EXERCISE OBJECTIVE
An identical copy of all records below is to be written out.

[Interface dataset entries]

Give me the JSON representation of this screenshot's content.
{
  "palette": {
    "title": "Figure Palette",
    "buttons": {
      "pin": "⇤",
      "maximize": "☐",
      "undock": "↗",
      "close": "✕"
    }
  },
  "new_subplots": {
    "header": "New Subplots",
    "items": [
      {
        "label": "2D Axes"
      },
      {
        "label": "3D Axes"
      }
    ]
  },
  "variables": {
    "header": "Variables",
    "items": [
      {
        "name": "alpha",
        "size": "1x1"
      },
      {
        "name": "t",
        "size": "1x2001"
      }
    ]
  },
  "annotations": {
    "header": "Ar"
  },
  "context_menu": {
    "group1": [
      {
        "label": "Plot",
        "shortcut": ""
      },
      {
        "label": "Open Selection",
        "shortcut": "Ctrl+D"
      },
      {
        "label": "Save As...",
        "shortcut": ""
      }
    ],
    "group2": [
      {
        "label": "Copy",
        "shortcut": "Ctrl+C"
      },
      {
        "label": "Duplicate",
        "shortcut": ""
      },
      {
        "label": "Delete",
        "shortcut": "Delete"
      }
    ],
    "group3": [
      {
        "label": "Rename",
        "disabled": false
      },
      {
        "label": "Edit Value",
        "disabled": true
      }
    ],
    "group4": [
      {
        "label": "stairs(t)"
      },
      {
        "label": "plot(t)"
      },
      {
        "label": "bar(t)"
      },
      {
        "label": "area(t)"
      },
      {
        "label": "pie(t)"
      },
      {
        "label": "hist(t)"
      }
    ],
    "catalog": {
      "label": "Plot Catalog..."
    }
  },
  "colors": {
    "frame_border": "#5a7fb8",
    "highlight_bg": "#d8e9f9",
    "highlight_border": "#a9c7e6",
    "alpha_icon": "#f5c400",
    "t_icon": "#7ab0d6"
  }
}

WRITTEN REPLY
Give me the JSON representation of this screenshot's content.
{
  "palette": {
    "title": "Figure Palette",
    "buttons": {
      "pin": "⇤",
      "maximize": "☐",
      "undock": "↗",
      "close": "✕"
    }
  },
  "new_subplots": {
    "header": "New Subplots",
    "items": [
      {
        "label": "2D Axes"
      },
      {
        "label": "3D Axes"
      }
    ]
  },
  "variables": {
    "header": "Variables",
    "items": [
      {
        "name": "alpha",
        "size": "1x1"
      },
      {
        "name": "t",
        "size": "1x2001"
      }
    ]
  },
  "annotations": {
    "header": "Ar"
  },
  "context_menu": {
    "group1": [
      {
        "label": "Plot",
        "shortcut": ""
      },
      {
        "label": "Open Selection",
        "shortcut": "Ctrl+D"
      },
      {
        "label": "Save As...",
        "shortcut": ""
      }
    ],
    "group2": [
      {
        "label": "Copy",
        "shortcut": "Ctrl+C"
      },
      {
        "label": "Duplicate",
        "shortcut": ""
      },
      {
        "label": "Delete",
        "shortcut": "Delete"
      }
    ],
    "group3": [
      {
        "label": "Rename",
        "disabled": false
      },
      {
        "label": "Edit Value",
        "disabled": true
      }
    ],
    "group4": [
      {
        "label": "stairs(t)"
      },
      {
        "label": "plot(t)"
      },
      {
        "label": "bar(t)"
      },
      {
        "label": "area(t)"
      },
      {
        "label": "pie(t)"
      },
      {
        "label": "hist(t)"
      }
    ],
    "catalog": {
      "label": "Plot Catalog..."
    }
  },
  "colors": {
    "frame_border": "#5a7fb8",
    "highlight_bg": "#d8e9f9",
    "highlight_border": "#a9c7e6",
    "alpha_icon": "#f5c400",
    "t_icon": "#7ab0d6"
  }
}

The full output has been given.